Page and application data records:
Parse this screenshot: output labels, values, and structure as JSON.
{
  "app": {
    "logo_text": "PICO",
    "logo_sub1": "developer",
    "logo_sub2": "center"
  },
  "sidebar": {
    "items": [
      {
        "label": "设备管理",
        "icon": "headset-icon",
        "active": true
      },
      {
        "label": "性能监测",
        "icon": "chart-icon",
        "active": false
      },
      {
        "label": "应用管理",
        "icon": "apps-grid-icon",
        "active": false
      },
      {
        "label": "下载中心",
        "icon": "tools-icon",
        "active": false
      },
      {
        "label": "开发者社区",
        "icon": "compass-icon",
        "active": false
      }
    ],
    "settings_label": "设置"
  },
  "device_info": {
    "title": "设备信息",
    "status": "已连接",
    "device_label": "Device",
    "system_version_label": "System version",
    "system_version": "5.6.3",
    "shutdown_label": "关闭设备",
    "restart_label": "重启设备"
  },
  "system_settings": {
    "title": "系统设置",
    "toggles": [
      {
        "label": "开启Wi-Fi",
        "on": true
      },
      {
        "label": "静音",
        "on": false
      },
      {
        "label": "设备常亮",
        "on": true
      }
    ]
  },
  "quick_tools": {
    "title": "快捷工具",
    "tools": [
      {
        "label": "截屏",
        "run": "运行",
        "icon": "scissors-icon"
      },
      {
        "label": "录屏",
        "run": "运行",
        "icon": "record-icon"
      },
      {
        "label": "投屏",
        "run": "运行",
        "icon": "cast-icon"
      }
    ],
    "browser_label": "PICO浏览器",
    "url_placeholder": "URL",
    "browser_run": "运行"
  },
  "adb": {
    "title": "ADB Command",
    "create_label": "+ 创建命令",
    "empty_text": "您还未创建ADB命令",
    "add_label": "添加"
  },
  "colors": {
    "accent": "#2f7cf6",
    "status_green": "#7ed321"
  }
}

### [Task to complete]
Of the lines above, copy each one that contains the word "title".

### [Solved problem]
    "title": "设备信息",
    "title": "系统设置",
    "title": "快捷工具",
    "title": "ADB Command",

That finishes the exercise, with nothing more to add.